Benefits of CLG Designation

There are many advantages to earning CLG designation as a community. The program helps a community with preservation generally in three ways, since it—

  • promotes community-wide preservation;
  • recognizes and supports a community’s local preservation programs; and
  • establishes the credentials of quality for local preservation programs.

As a CLG, a community

  • assumes a formal role in the identification, evaluation, and protection of its heritage resources;
  • has the right to comment on the eligibility of resources nominated for listing in the National Register of Historic Places in its jurisdiction;
  • receives technical assistance from DHR and the National Park Service;
  • learns from each other CLGs by sharing experiences, concerns, solutions to problems;
  • can apply for matching grants for preservation programs from a 10% share of Virginia’s annual federal appropriation;
  • gains full access to DHR’s GIS-based Virginia Cultural Resource database (V-CRIS), an $800 value annually;
  • is eligible for stipends to selected preservation conferences and workshops;
  • is automatically considered for the DHR Cost Share Program funding for survey projects in which CLG grant funding is unavailable; and
  • is granted the right to be a “consulting party” in a project requiring Section 106 review.

CLG grants can be used in the following ways:

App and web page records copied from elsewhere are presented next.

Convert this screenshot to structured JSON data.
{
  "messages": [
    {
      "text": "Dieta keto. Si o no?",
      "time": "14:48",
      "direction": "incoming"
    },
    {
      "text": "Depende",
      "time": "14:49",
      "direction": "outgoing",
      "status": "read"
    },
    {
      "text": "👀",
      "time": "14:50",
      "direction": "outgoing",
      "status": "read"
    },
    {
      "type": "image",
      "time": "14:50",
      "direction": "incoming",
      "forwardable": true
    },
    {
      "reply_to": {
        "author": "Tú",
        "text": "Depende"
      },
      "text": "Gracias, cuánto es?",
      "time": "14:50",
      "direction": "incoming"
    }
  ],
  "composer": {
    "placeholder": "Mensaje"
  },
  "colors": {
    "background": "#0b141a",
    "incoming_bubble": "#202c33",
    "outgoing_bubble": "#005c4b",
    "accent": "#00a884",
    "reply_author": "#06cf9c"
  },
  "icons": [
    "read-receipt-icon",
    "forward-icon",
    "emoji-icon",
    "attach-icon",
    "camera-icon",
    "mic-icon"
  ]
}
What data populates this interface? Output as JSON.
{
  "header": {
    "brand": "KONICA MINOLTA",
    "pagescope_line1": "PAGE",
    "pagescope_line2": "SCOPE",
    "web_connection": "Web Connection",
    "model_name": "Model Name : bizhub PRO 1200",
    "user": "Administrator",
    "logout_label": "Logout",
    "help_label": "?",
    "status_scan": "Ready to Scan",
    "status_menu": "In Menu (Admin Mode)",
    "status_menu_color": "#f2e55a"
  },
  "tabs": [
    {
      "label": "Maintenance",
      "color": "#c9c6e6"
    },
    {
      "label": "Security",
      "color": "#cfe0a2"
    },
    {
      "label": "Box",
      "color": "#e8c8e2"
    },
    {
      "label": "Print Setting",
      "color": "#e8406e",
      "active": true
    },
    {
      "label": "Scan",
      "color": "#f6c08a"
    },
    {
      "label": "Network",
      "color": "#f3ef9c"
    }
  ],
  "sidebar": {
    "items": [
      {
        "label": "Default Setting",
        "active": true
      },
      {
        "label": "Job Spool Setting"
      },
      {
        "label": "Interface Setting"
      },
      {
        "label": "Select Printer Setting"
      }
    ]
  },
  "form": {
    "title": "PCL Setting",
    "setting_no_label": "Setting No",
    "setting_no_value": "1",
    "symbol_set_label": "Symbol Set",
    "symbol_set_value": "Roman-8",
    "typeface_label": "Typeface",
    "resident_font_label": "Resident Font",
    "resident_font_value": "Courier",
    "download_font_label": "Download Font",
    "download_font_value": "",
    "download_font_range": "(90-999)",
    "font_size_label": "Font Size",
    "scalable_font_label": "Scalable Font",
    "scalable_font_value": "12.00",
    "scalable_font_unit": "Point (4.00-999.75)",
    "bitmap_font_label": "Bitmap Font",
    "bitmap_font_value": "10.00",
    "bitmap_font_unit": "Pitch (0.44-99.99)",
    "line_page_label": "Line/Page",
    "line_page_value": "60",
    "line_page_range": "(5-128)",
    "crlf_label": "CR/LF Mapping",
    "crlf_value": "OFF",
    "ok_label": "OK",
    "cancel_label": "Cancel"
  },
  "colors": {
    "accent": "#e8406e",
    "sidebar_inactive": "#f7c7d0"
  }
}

  • for surveys of architectural or archaeological resources;
  • for preparation of Preliminary Information Forms or National Register of Historic Places nominations for local heritage resources;
  • for heritage stewardship planning projects such as drafting historic preservation plans, archaeological assessments, preservation components of comprehensive plans, or condition assessment reports;
  • for public education programs concerned with a heritage stewardship program;
  • for local review board or targeted audience training and education projects such as development of materials or programs, including training sessions and hands-on workshops;
  • for testing archaeological sites to determine their significance or for pure research, education, or mitigation (as the latter pertains to Section 106 requirements);
  • for rehabilitation of buildings listed in the National Register of Historic Places that are publicly owned or are privately owned and selected through a local grant competition;
  • for drafting new or updated design guidelines; and
  • for materials research on a rehabilitation project.

Updated December 17, 2019